Yes, I know, the advent season has officially already begun. It began the first Sunday after Thanksgiving, but don’t panic! We’ve started late many times, sometimes as much as a week to 10 days. I’ve learned that if I wait until everything is perfect, I never start anything.
So just start where you ARE. Depending on the age and attention span of your kids, you could go back and do a quick overview of the reading to “catch up” but it’s not necessary. We’ve doubled up on the readings each day to catch up as well…the stories are so engaging that this has been easy to do. Even when we’re not playing catch up they will beg me to read more!
What are some meaningful ways your family keeps Christ at the center of Christmas? I’d love to hear how you maintain the balance … leave a comment or reach out to me on Facebook.
Thanks for stopping by 🙂

How I Teach My Kids to be Thankful

teach thankfulness

I. Love. Thanksgiving.
I like it even more than Christmas or any other holiday. It’s the “giving” part. Especially for our children, Christmas can be so much about the “getting” that the reason we celebrate gets totally lost.
I love seeing my children perform random acts of giving. Giving puts the focus on the other person instead of themselves.
I must say that before I expect my children to operate on a level of contentment/thankfulness, I must expect nothing less from myself. It starts with me. When they constantly hear me talking about “I wish I had …. ” or “I need a new …” – it doesn’t communicate to them that I’m thankful for what I have. I had to be willing to be completely open to changing ME first.

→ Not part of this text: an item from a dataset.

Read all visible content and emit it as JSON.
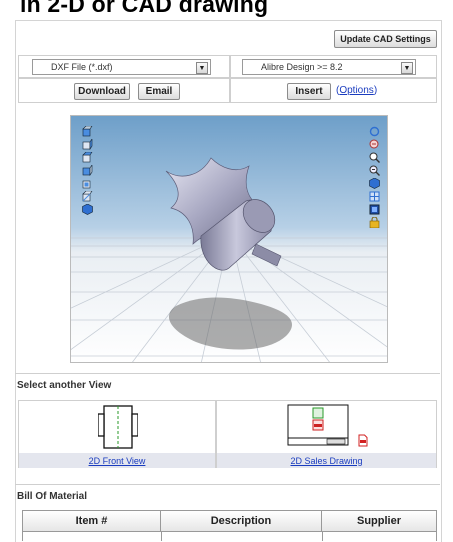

Here’s a few things that we’ve done to help encourage a thankful heart in our children …
1. ALWAYS say “Thank You!”

This may sound a bit insignificant but training our children from an early age to always give proper thanks to someone is important. It forces them to acknowledge that someone just “gave” them something – maybe it was a nice compliment about new shoes, a piece of gum or the last burger. Someone made a choice to do or say something kind. They realize that they can make the same choices as well.
2. Prayers of thanksgiving

We pray with our kids … at mealtimes, family time and bedtime … and teach them that everything we have comes from God. Once our children acknowledge God as the Ultimate Giver, they can understand more clearly why they should be givers also.

We really try to camp out on the “giving thanks” part of our prayers with our kids. When they verbalize how MUCH we have to be thankful, the trivial “wants” seem to fade away…
We’ve been blessed to hear some VERY long prayers at mealtime. One of our sons, at the age of 4 yrs., would pray with one eye open, thus became known as our “One-eyed-Pray-er” … He’d camp out on the thankful part and whatever his one open eye would land on, he’d name it…toaster, light, refrigerator, broom, wall, dog, etc…and he would go on for.ev.er! At least until a hungry brother nudged him enough times 🙂
3. Give

GiveGiving or generosity is a by-product of thankfulness. The more thankful our children are the more they naturally give. Some of our kids are naturally more inclined to give and others need more structured opportunities to practice giving. Recently, we went to volunteer at our Regional Food Bank. This was an awesome way for our kids to realize how a few hours of their time can truly give to others who are in need. The group that we were working with bagged enough frozen vegetables to serve over 2,400 meals in 3 hours! They were pumped! Desired effect accomplished. Giving made them feel good and they’re asking ME when we can do it again. This will be a more regular volunteering opportunity for us. If this sounds like something you’d like to do with your kiddos, you can find your local food bank volunteer opportunities here.
I appreciate you taking the time to read this and I always love hearing from you! Thank you!